It is mostly the meat counter, the closest grocery to me has stale semi-rotting meat in old barely functioning freezers. You need only look at their selection of poorly frozen dripping blood all over the freezer beef liver to see the problem, compounded by the fact most people buying it locally is for use in homemade dog food. This sets up a vicious cycle too, the poor freezers lead to the meat getting stale which is visible and creates a smell which puts people off buying meat there which leads to it not selling and rotting and…

Meat is the only thing I refuse to buy there, for some reason the store thinks they MUST carry meat.

You’d be amazed how stinky clean cardboard can be when it gets damp and when you have roughly 3,000 cartons all stacked together in the back room.

I used to work for a grocery store on the “drugs and pharmacy” side. There was no food stocked in there. Just toothpaste, aspririn, toys, diapers, shampoo, etc., but that room could smack you in the head with that collective cardboard smell.

The food side’s back room smelled about the same as we were running on a “just in time” sort of stocking where deliveries didn’t sit in the back for a week - for the most part, wrapped pallets came off the trucks and went right off to the aisles.

However, the liquor backroom stank of stale beer - ignore just one broken bottle and it seeps permanently into the concrete floor. Similarly, the produce and meat rooms were pretty stinky. Needless to say, the garbage end of things, including the baler room, were horrible.

As someone said above, there’s always something rotten in a grocery store, just because there’s so much food there. On the other side of town, someone is building a completely new grocery store from the ground up. I can guarantee that before they open, that there will be at least one fuzzy bunch of grapes and one orange that’s turned green.

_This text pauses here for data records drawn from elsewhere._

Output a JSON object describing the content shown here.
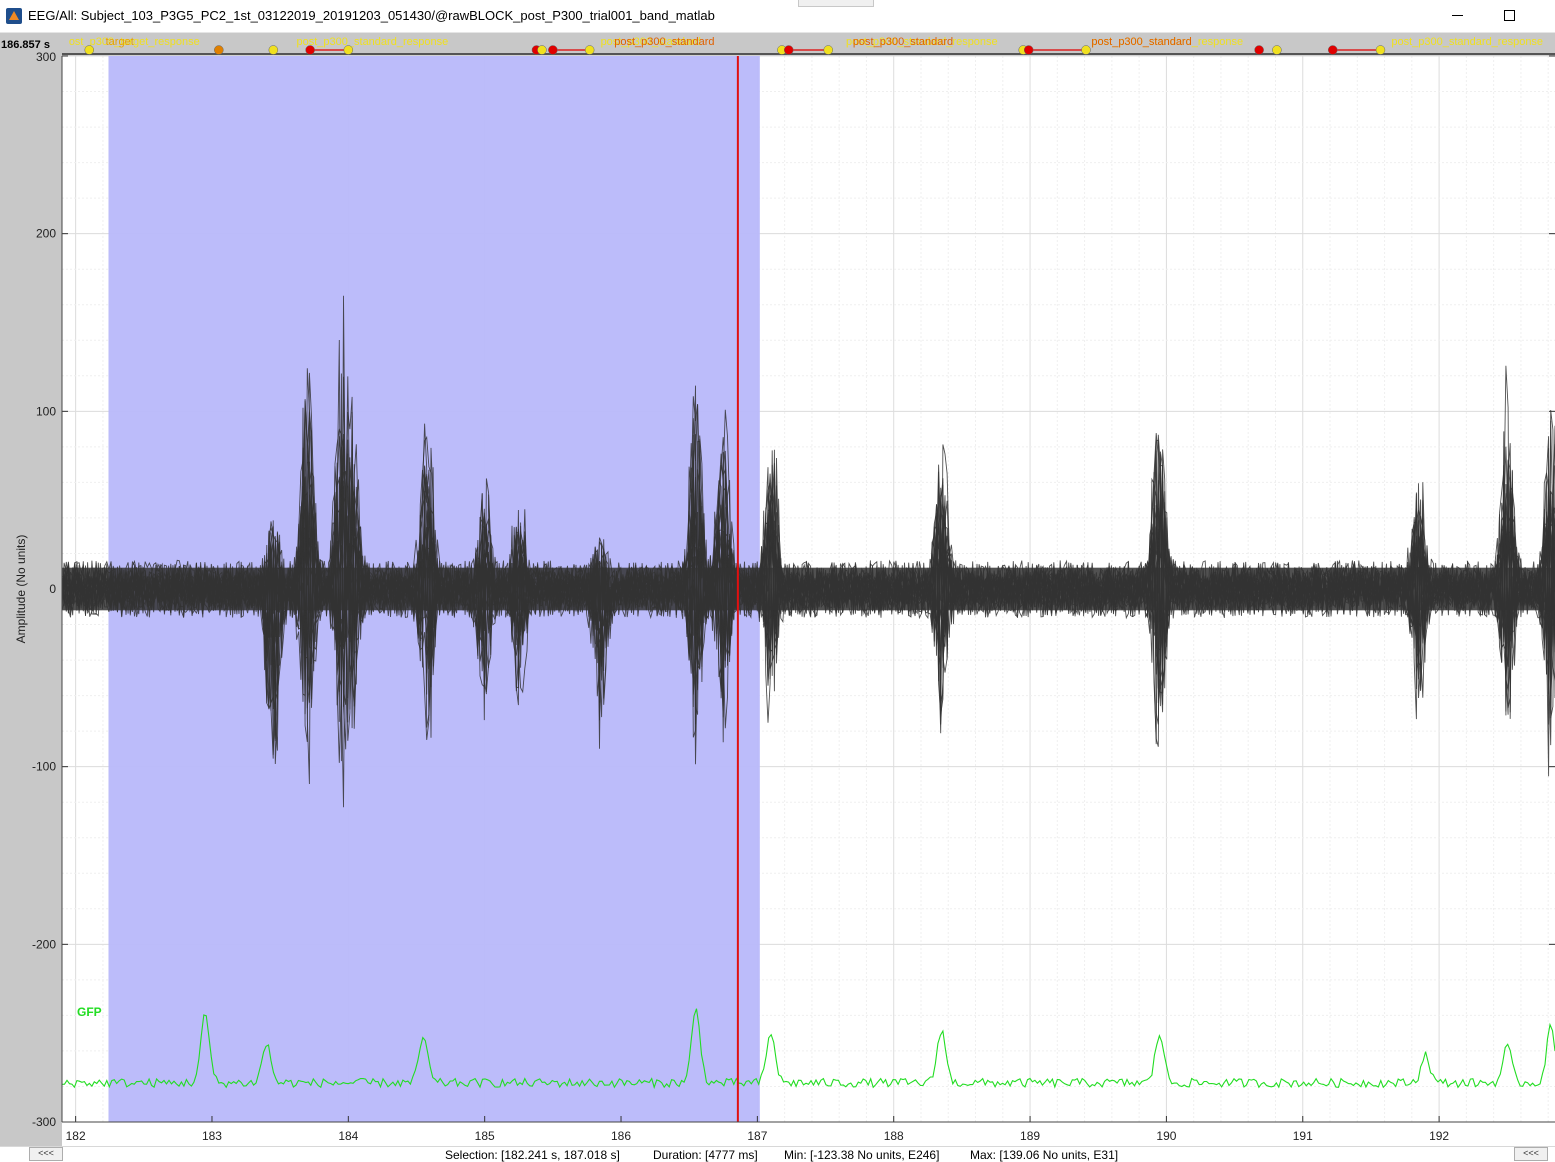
{
  "window": {
    "title": "EEG/All: Subject_103_P3G5_PC2_1st_03122019_20191203_051430/@rawBLOCK_post_P300_trial001_band_matlab",
    "icon": "matlab-icon",
    "minimize_icon": "minimize-icon",
    "maximize_icon": "maximize-icon"
  },
  "time_readout": "186.857 s",
  "chart_data": {
    "type": "line",
    "ylabel": "Amplitude (No units)",
    "xlim": [
      181.9,
      192.85
    ],
    "ylim": [
      -300,
      300
    ],
    "x_ticks": [
      182,
      183,
      184,
      185,
      186,
      187,
      188,
      189,
      190,
      191,
      192
    ],
    "y_ticks": [
      -300,
      -200,
      -100,
      0,
      100,
      200,
      300
    ],
    "grid": true,
    "selection": {
      "start": 182.241,
      "end": 187.018,
      "color": "#b8b8fa"
    },
    "cursor_time": 186.857,
    "cursor_color": "#e01010",
    "trace_color": "#333333",
    "gfp_color": "#22dd22",
    "series": [
      {
        "name": "GFP",
        "color": "#22dd22"
      }
    ],
    "bursts": [
      {
        "t": 183.95,
        "up": 135,
        "down": -100
      },
      {
        "t": 183.45,
        "up": 50,
        "down": -125
      },
      {
        "t": 183.7,
        "up": 130,
        "down": -110
      },
      {
        "t": 184.03,
        "up": 100,
        "down": -90
      },
      {
        "t": 184.58,
        "up": 105,
        "down": -95
      },
      {
        "t": 185.0,
        "up": 60,
        "down": -80
      },
      {
        "t": 185.25,
        "up": 55,
        "down": -70
      },
      {
        "t": 185.85,
        "up": 30,
        "down": -90
      },
      {
        "t": 186.55,
        "up": 122,
        "down": -105
      },
      {
        "t": 186.75,
        "up": 100,
        "down": -100
      },
      {
        "t": 187.1,
        "up": 100,
        "down": -75
      },
      {
        "t": 188.35,
        "up": 90,
        "down": -90
      },
      {
        "t": 189.95,
        "up": 125,
        "down": -97
      },
      {
        "t": 191.85,
        "up": 70,
        "down": -80
      },
      {
        "t": 192.5,
        "up": 115,
        "down": -80
      },
      {
        "t": 192.82,
        "up": 105,
        "down": -95
      }
    ],
    "gfp_peaks": [
      {
        "t": 182.95,
        "y": -240
      },
      {
        "t": 183.4,
        "y": -256
      },
      {
        "t": 184.55,
        "y": -252
      },
      {
        "t": 186.55,
        "y": -237
      },
      {
        "t": 187.1,
        "y": -250
      },
      {
        "t": 188.35,
        "y": -248
      },
      {
        "t": 189.95,
        "y": -250
      },
      {
        "t": 191.9,
        "y": -262
      },
      {
        "t": 192.5,
        "y": -258
      },
      {
        "t": 192.82,
        "y": -247
      }
    ],
    "events": {
      "labels": [
        {
          "t": 181.95,
          "text": "ost_p300_target_response",
          "color": "#f0e020"
        },
        {
          "t": 182.22,
          "text": "target",
          "color": "#e8a000"
        },
        {
          "t": 183.62,
          "text": "post_p300_standard_response",
          "color": "#f0e020"
        },
        {
          "t": 185.85,
          "text": "post_p300_standard",
          "color": "#f0e020"
        },
        {
          "t": 185.95,
          "text": "post_p300_standard",
          "color": "#e06000"
        },
        {
          "t": 187.65,
          "text": "post_p300_standard_response",
          "color": "#f0e020"
        },
        {
          "t": 187.7,
          "text": "post_p300_standard",
          "color": "#e06000"
        },
        {
          "t": 189.45,
          "text": "post_p300_standard_response",
          "color": "#f0e020"
        },
        {
          "t": 189.45,
          "text": "post_p300_standard",
          "color": "#e06000"
        },
        {
          "t": 191.65,
          "text": "post_p300_standard_response",
          "color": "#f0e020"
        }
      ],
      "markers": [
        {
          "t": 182.1,
          "color": "#f0e020"
        },
        {
          "t": 183.05,
          "color": "#e08000"
        },
        {
          "t": 183.45,
          "color": "#f0e020"
        },
        {
          "t": 183.72,
          "color": "#e00000"
        },
        {
          "t": 184.0,
          "color": "#f0e020"
        },
        {
          "t": 185.38,
          "color": "#e00000"
        },
        {
          "t": 185.42,
          "color": "#f0e020"
        },
        {
          "t": 185.5,
          "color": "#e00000"
        },
        {
          "t": 185.77,
          "color": "#f0e020"
        },
        {
          "t": 187.18,
          "color": "#f0e020"
        },
        {
          "t": 187.23,
          "color": "#e00000"
        },
        {
          "t": 187.52,
          "color": "#f0e020"
        },
        {
          "t": 188.95,
          "color": "#f0e020"
        },
        {
          "t": 188.99,
          "color": "#e00000"
        },
        {
          "t": 189.41,
          "color": "#f0e020"
        },
        {
          "t": 190.68,
          "color": "#e00000"
        },
        {
          "t": 190.81,
          "color": "#f0e020"
        },
        {
          "t": 191.22,
          "color": "#e00000"
        },
        {
          "t": 191.57,
          "color": "#f0e020"
        }
      ],
      "links": [
        {
          "from": 183.72,
          "to": 184.0
        },
        {
          "from": 185.5,
          "to": 185.77
        },
        {
          "from": 187.23,
          "to": 187.52
        },
        {
          "from": 188.99,
          "to": 189.41
        },
        {
          "from": 191.22,
          "to": 191.57
        }
      ]
    }
  },
  "status": {
    "selection": "Selection: [182.241 s, 187.018 s]",
    "duration": "Duration: [4777 ms]",
    "min": "Min: [-123.38 No units, E246]",
    "max": "Max: [139.06 No units, E31]"
  },
  "scroll_left_label": "<<<",
  "scroll_right_label": "<<<",
  "gfp_label": "GFP"
}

I always called that particular scent eau de Chinatown. I thought it was because they were buying cheaper produce that was closer to expiry and they had to thrown more away, but I’m probably wrong.